Just as ISE has become interwoven in the fabric of Amsterdam, Rupert says the goal will be the same for Barcelona, to root the city with the tradeshow for years to come. “We will try to be a long-term partner for you,” he says. “Barcelona is the city for a lifetime project.”
Blackman has been cultivating governmental, economic and cultural relationships with various Barcelona officials to ensure a seamless and prosperous transition for the event. Among them, María Peña Mateos, CEO of ICEX Spain Trade & Investment, offered enthusiasm for the potential business boon ISE will bring to the Spanish region.
“I’m convinced that the move of ISE to our country … will infuse a new dynamism to the Spanish sector, to this [technology] sector all over the world,” she says. “ICEX, we will continue to support the companies, promoting their excellence and creating new business opportunities and sharing their success.”
Additionally, as of this year there were a little over 30 Spanish exhibitors, so the hope is to expand that number as well as the number of potential exhibitors at large for next year’s ISE while also serving as a magnet for many startups to access the integration industry, Blackman says.
Angels Chacón, minister of Enterprise & Knowledge, government of Catalonia, echoed that sentiment and noted that working with ISE for the past year has helped make preparations for the event’s arrival easy.

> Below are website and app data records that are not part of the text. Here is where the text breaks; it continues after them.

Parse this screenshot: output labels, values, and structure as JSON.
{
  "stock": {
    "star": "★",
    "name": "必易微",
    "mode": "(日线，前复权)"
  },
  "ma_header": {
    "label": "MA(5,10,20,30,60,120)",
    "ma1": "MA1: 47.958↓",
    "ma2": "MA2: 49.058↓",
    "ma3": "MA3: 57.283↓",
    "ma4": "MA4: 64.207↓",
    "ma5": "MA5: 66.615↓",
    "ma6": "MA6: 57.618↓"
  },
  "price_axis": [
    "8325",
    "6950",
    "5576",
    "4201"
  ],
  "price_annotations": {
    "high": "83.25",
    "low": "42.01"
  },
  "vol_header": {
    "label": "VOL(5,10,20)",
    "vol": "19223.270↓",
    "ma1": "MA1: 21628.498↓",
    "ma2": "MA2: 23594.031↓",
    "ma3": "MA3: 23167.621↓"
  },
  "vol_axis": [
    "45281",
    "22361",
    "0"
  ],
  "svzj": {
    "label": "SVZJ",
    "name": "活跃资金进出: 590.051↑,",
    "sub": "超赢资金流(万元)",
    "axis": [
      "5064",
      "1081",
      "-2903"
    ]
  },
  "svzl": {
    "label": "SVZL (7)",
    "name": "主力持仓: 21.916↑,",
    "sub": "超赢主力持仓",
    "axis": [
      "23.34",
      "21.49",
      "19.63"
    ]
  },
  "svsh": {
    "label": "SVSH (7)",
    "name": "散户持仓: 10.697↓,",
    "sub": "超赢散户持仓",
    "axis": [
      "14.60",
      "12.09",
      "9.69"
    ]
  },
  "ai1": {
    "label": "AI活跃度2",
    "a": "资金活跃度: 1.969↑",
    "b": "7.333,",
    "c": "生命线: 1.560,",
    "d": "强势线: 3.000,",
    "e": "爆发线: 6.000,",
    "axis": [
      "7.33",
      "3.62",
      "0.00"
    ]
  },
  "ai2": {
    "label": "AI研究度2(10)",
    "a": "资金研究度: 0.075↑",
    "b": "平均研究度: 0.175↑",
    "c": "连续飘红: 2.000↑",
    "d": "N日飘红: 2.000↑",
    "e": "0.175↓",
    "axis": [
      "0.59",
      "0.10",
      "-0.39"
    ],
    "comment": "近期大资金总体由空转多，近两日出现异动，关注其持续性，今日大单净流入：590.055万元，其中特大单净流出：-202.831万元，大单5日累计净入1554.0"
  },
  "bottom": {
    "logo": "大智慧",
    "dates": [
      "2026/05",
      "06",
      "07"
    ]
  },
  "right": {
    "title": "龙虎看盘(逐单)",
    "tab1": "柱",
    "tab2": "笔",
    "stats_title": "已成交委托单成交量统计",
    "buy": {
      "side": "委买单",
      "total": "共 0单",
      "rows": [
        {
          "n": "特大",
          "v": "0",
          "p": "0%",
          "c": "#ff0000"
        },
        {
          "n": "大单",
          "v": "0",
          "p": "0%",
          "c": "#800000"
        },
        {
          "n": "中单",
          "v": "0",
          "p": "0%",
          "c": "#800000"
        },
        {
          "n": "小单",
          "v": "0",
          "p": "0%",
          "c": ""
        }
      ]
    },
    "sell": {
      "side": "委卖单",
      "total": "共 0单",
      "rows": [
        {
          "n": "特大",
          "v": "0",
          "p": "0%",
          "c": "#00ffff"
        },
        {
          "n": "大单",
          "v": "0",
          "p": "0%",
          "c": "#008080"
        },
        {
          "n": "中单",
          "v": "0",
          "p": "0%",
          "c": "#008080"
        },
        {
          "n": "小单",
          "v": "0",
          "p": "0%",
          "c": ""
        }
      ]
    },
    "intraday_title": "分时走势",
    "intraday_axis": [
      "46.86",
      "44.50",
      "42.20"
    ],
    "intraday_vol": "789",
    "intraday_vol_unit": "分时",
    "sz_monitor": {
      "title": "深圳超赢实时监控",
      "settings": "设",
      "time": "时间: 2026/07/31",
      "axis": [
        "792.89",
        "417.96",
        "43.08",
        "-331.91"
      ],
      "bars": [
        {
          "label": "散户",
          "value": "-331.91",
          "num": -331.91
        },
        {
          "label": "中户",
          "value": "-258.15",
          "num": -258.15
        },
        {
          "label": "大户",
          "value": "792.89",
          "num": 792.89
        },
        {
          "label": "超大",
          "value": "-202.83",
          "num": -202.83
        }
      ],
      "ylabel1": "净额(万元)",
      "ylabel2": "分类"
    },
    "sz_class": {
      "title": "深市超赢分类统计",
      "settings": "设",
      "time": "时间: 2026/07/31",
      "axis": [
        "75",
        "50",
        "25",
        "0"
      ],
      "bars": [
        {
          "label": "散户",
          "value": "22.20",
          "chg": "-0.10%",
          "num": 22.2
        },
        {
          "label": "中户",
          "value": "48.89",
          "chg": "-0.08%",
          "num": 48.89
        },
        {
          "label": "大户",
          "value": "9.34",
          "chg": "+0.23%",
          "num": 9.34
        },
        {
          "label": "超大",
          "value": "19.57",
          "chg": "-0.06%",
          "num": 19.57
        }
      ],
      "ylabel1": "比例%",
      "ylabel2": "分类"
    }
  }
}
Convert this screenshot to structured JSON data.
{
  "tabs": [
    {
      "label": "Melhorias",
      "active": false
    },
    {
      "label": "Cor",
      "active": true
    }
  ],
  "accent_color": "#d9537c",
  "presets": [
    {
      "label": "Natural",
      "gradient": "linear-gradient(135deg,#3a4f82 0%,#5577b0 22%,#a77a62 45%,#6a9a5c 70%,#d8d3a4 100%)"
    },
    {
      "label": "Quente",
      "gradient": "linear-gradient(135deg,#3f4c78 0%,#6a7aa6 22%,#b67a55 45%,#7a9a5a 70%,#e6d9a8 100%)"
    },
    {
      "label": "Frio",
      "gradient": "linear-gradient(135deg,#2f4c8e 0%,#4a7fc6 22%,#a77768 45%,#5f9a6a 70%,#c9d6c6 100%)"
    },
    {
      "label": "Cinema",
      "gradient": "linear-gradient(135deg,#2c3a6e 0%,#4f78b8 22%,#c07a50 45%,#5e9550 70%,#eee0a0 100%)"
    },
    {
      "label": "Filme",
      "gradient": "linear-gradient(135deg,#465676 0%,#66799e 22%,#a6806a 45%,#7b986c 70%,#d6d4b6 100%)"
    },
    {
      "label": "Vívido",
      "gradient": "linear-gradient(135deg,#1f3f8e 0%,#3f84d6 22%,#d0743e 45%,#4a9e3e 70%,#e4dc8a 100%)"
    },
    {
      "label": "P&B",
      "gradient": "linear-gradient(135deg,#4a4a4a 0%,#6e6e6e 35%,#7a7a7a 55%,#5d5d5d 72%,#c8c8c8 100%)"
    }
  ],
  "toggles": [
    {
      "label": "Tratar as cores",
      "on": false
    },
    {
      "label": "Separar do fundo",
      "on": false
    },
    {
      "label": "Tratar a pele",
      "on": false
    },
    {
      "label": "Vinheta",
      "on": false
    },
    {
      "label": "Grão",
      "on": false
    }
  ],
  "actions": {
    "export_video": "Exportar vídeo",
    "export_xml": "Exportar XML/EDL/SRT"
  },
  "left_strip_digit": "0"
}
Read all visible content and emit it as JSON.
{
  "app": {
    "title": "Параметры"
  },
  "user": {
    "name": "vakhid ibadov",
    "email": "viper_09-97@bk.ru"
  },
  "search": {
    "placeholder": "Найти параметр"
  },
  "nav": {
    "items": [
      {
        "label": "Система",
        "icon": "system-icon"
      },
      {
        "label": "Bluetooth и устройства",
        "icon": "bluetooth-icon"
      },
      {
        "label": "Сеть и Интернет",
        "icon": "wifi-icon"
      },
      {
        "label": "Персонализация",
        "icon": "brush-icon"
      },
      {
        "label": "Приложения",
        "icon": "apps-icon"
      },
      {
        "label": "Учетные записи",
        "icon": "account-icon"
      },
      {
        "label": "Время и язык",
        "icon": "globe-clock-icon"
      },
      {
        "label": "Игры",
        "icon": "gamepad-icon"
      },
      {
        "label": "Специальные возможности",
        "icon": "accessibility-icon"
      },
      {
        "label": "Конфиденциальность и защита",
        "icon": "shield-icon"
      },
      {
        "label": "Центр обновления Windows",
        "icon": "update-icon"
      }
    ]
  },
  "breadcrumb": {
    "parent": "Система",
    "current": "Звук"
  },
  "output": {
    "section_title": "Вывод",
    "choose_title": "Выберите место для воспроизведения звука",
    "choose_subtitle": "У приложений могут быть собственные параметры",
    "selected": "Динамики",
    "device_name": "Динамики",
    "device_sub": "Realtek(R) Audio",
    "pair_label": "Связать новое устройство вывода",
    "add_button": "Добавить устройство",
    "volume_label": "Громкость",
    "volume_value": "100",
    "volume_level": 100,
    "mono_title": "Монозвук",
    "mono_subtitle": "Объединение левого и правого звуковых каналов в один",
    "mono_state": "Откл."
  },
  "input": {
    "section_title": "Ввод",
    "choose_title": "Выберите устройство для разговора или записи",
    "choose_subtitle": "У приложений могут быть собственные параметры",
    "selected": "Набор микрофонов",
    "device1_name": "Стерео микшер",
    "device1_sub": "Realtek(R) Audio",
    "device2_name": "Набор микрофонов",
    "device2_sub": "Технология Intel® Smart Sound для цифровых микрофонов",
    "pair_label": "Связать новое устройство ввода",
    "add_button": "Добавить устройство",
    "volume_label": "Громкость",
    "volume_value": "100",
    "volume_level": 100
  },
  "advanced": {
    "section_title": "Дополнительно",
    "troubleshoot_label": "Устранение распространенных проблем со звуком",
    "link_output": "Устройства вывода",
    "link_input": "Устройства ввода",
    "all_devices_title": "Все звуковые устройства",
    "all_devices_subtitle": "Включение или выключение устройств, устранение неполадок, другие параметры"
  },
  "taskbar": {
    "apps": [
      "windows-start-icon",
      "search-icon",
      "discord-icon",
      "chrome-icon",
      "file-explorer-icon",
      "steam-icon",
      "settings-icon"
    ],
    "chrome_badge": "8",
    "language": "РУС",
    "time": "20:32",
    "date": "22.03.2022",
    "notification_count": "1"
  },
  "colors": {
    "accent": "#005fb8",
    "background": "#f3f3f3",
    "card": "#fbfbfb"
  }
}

“What can we offer you? Besides the city, besides the venue – our ecosystem,” she says. “We are developing and trying to foster a narrative of integrating a sustainable and open-to-the-world economy.”
The hub’s proximity to France, for instance, has led to the existence of more than 8,600 French companies in Catalonia, many of them tech companies, plus Barcelona is host to other major events such as Mobile World Congress (though this year’s was canceled due to coronavirus) and the Smart City Expo.
“For us it’s very important not only the dates in February next year, but what’s going on during all the year with this interaction of ISE and our economic ecosystem,” Chacón says.
“I think in us you will find not only an active partner, you will find a 100% proactive partner. We are going to work together, I’m sure the people of Barcelona and Catalonia are going to understand how important ISE is going to be for the community also.”